Well, to put it simply, you want to separate parts of your application. Some parts are going to deal with presentation (displaying things to the user). Some parts are going to deal with persistence (storing data in a database). Other parts are going to deal with user interaction (figuring out what to do with the request the user sent). And finally, you have a whole bunch of other things that simply don’t fit into the above (such as sending email, logging, etc).
That sounds awfully similar to the description of the pattern, doesn’t it?
That’s part of the problem, they are quite different.
MVC as a pattern describes the specific interactions between each individual layer. Most of which aren’t useful for internet usages.

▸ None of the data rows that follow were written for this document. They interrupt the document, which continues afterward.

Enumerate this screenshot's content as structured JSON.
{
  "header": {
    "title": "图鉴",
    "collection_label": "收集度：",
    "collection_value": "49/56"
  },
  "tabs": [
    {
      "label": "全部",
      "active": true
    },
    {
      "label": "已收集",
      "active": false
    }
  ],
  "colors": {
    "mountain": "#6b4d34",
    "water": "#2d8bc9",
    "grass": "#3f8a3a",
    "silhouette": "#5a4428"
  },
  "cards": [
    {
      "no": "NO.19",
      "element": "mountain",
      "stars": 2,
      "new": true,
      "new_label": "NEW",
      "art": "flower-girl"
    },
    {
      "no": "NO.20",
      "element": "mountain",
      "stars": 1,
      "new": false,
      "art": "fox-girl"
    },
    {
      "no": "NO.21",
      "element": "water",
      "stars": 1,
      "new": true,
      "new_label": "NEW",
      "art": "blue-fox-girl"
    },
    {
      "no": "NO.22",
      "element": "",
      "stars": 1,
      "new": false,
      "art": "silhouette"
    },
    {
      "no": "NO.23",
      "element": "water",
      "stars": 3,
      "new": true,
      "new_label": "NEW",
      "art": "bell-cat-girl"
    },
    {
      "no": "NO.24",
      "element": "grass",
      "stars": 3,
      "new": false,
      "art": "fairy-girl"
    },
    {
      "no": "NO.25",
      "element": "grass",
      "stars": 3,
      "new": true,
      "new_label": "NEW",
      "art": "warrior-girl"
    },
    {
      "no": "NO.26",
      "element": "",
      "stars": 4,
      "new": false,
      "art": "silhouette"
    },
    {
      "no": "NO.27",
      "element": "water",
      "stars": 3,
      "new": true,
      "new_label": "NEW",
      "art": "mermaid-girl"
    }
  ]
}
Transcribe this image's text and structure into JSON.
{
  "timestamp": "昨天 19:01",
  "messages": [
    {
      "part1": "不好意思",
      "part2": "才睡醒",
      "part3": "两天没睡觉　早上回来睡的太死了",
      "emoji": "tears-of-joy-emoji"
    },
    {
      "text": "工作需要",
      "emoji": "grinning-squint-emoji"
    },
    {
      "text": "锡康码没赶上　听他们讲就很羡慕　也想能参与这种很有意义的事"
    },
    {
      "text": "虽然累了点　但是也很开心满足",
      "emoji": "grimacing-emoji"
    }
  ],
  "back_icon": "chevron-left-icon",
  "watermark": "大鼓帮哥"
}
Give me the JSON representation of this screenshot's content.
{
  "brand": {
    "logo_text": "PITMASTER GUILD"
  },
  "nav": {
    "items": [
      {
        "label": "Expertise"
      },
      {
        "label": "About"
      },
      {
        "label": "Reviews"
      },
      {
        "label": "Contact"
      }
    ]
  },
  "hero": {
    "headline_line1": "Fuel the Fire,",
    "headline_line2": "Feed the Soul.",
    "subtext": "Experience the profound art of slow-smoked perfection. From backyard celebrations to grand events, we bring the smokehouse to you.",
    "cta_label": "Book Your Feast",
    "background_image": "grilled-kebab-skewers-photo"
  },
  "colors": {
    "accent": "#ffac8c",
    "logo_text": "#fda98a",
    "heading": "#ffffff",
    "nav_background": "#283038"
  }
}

One example in server-side usage, is that the View cannot actually render anything. Since it’s on the server, all it can do is output instructions (HTML, or some other intermediary) which the client will then render. This is an extremely important difference because it means that the View cannot be stateful of its representation. Therefore, if the View wants to change something it has already rendered, it cannot. And as such, the entire premise of MVC falls flat.
This means that the Observer functionality, where the View watches the Model, is completely impractical for web requests. That’s because the HTTP, and the internet as a whole is stateless.
MVC is a stateful pattern. It is designed to simplify the management of state across the lifetime of the program. By having events emitted and consumed between the layers, the program can be greatly simplified.
This is incredibly useful for desktop applications.
For web servers though, it’s extremely expensive. Because it means we need to either keep every users state alive on the server between requests (a lot of memory wasted, especially for visitors that only make 1 request) or we need to rebuild the state on every request (a lot of CPU wasted reconstructing the state).
So instead, every implementation of server-side “MVC” that I’ve ever seen removes the state from the equation. They have made “MVC” stateless. So by definition, they can’t be using the MVC pattern.
Every framework that uses “MVC” that you look at, when you look at how it actually works, will be different.
Every implementation will have different details around exactly what goes where, and how it all relates together.
For example, some will be “controller push”, where the controller fetches data from the model and pushes it into the view. Some will be “view pull”, where the view gets the model, and fetches the data from it. Some will be “controller push, view pull”, where the controller pushes the model into the view, and the view pulls the data it needs. And that’s just talking about how data gets into the view. There are other massive differences as well. Just google “thin model vs thin controller” and see how much people disagree on it.
And this is why I say “don’t bother learning MVC”. There’s no “one thing” to learn. And there are far more useful things to spend your time learning…
There is a very useful lesson that MVC brings: Separation Of Concerns. Meaning that you should separate different responsibilities into different sections of your application.
This is a tenant that comes up in OOP over and over again. We talk about it with SOLID’s Single Responsibility Principle. Actually, all of the SOLID principles are directly related to separating concerns from one another (all 5 principles are really just different angles of the same concept).
Separation of Concerns is a necessary step in dealing with Abstraction.
Instead of latching on to MVC, latch on to abstraction. Latch on to separation of concerns. Latch on to architecture.
There are far better ways to architect and abstract user interaction for server-based applications than MVC.
But more on that in a later post…